BOE approves new iPads for 2,280 students
by Daniel Gaddy
Sep 25, 2012 | 2874 views | 0 0 comments | 19 19 recommendations | email to a friend | print
The Jasper City Board of Education on Monday voted to approve a lease agreement that will give each student in the third through 12th grade an iPad. - Photo by: Daniel Gaddy.
The Jasper City Board of Education on Monday voted to approve a lease agreement that will give each student in the third through 12th grade an iPad. - Photo by: Daniel Gaddy.
slideshow
Every student in the third through 12th grade in the Jasper City Schools will now receive an iPad.

The Jasper City Board of Education approved a three-year lease agreement with the Apple Corporation for 2,280 iPads.

Superintendent Robert Sparkman said the students will receive the tablet computers at the start of the second semester.

“That will be a nice Christmas present for the students when they get back,” said Board President Rene Simmons.

The annual payments for the contract will be $540,329.

Sparkman said all of the funds for the new hardware will come from the school district’s capital projects fund, which is estimated to have a balance of $5.8 million on Oct. 1.

Sparkman added that the purchase includes chargers and an Applecare protection plan, which covers a warranty and technical support.

The board voted unanimously to approve the lease agreement during its scheduled meeting on Monday.

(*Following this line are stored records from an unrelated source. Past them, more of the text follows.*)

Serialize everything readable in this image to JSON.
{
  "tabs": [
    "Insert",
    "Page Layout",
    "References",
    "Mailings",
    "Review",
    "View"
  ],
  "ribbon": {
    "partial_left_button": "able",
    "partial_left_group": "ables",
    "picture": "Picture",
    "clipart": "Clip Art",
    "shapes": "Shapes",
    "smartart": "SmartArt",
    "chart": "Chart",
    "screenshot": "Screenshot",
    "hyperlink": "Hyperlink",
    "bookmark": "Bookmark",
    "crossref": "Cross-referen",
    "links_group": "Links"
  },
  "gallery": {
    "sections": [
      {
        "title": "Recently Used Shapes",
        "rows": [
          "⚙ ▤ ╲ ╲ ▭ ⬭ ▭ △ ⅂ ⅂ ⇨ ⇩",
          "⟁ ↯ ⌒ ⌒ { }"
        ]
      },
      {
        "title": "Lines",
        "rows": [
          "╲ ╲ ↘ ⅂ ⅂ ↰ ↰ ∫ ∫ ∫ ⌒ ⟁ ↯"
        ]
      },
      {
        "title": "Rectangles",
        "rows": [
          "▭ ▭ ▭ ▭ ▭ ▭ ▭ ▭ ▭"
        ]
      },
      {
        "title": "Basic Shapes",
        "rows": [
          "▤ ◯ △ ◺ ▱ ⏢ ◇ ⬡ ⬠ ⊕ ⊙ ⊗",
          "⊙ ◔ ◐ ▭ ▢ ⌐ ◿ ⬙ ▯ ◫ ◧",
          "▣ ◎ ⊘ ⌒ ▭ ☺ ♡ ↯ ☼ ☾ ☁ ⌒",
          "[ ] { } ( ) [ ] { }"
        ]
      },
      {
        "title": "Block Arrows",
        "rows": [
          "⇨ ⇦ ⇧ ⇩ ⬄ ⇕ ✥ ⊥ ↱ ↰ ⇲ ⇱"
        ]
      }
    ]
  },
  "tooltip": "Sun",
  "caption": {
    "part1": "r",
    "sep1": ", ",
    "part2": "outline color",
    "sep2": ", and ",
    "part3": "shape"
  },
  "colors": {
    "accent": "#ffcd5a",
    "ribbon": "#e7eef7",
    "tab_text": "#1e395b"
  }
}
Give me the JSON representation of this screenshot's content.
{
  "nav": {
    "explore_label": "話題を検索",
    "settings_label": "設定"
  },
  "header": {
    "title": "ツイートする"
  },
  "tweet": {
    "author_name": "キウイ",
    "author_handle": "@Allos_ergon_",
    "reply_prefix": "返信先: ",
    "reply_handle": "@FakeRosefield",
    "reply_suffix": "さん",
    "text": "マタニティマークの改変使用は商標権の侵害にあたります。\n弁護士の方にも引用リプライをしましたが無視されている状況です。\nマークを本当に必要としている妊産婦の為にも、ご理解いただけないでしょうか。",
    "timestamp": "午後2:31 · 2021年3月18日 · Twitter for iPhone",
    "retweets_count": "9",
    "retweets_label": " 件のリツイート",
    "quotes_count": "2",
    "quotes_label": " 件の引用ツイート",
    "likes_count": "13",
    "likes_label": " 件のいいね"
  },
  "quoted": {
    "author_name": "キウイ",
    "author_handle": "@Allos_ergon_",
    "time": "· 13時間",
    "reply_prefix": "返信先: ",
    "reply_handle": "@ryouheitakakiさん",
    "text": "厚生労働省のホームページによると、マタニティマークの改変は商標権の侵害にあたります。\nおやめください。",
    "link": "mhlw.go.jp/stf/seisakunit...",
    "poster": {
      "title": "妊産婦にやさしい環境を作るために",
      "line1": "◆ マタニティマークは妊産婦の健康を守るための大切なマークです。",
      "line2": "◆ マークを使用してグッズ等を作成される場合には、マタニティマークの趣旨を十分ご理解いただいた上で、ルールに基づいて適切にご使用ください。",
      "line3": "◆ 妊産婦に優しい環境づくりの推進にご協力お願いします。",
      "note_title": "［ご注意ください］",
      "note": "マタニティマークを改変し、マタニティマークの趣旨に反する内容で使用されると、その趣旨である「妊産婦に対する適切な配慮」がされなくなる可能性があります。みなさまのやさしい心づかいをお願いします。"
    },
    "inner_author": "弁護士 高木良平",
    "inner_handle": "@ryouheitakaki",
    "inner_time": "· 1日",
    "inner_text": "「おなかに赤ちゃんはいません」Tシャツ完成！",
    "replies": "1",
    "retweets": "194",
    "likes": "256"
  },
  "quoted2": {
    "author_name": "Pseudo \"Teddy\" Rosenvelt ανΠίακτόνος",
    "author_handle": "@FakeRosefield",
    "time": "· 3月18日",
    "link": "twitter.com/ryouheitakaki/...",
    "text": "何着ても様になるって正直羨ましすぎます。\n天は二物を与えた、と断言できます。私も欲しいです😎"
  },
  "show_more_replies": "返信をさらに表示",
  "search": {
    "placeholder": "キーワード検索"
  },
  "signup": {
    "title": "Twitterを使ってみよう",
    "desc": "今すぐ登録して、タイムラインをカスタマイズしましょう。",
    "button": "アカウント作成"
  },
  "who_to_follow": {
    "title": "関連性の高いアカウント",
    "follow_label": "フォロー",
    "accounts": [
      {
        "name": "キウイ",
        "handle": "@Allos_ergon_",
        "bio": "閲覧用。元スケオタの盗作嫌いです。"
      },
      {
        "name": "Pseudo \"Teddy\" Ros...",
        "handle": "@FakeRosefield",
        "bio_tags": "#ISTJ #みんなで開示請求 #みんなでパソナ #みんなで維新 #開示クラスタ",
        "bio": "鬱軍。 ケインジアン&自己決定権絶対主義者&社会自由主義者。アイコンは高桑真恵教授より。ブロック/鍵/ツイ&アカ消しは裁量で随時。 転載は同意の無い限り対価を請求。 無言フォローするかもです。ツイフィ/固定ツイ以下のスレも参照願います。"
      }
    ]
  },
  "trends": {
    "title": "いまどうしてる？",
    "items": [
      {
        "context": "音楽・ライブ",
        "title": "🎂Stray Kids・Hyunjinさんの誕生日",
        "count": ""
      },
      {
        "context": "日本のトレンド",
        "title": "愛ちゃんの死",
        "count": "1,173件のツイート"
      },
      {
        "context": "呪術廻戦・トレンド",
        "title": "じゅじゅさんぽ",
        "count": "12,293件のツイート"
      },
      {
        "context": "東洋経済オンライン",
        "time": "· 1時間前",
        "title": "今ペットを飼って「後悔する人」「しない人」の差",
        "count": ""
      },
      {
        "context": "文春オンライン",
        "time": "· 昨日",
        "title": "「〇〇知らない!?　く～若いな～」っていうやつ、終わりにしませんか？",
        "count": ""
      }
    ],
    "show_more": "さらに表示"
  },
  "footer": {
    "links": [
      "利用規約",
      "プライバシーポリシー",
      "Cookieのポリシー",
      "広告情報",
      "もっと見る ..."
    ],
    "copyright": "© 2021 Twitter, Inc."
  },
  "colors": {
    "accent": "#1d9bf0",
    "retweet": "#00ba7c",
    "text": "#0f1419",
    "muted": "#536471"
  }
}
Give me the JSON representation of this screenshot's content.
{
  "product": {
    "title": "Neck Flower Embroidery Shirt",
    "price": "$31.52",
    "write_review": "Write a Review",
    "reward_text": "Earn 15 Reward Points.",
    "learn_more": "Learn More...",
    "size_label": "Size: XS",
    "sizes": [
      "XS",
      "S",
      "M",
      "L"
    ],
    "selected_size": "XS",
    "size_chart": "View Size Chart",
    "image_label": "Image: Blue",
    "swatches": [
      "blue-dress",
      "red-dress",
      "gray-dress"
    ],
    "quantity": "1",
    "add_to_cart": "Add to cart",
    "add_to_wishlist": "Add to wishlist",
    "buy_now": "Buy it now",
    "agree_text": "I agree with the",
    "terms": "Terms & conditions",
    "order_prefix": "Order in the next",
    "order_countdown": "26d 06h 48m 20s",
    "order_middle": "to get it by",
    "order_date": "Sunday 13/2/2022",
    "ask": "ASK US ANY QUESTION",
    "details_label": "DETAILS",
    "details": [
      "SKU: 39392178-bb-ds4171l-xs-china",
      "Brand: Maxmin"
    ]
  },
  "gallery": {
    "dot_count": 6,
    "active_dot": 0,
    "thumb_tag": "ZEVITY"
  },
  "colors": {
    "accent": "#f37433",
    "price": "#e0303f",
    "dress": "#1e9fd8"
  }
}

In other business, the board:

•Heard the continuous improvement plan for Maddox Middle School. The CIP serves as a strategy for meeting benchmarks set by the No Child Left Behind Act. Principal Patsy Stricklin said the faculty hopes to improve in the area of special education — the only section in which the school did not meet its benchmark (Maddox has 54 special education students, and most schools with more than 40 do not meet the national benchmarks).

She said teachers at Maddox hope to accomplish those gains by introducing new material and classroom instruction geared toward special education reading.

•Heard the continuous improvement plan from T.R. Simmons Elementary School principal Suzanne Snow. Though the school hit its national benchmarks, she said teachers and administrators hope to maintain all areas as well as improve in special education.

Snow said they hope to accomplish that by using online monitoring tools that give teachers instant test data to help tailor instruction to each student. In regard to special education, Snow said administrators hope to use a collaborative classroom instruction model between standard K through 12 teachers and special education teachers.

•Discussed several chapters of Robert J. Marzano’s “What Works in Schools,” about which the board is doing a book study.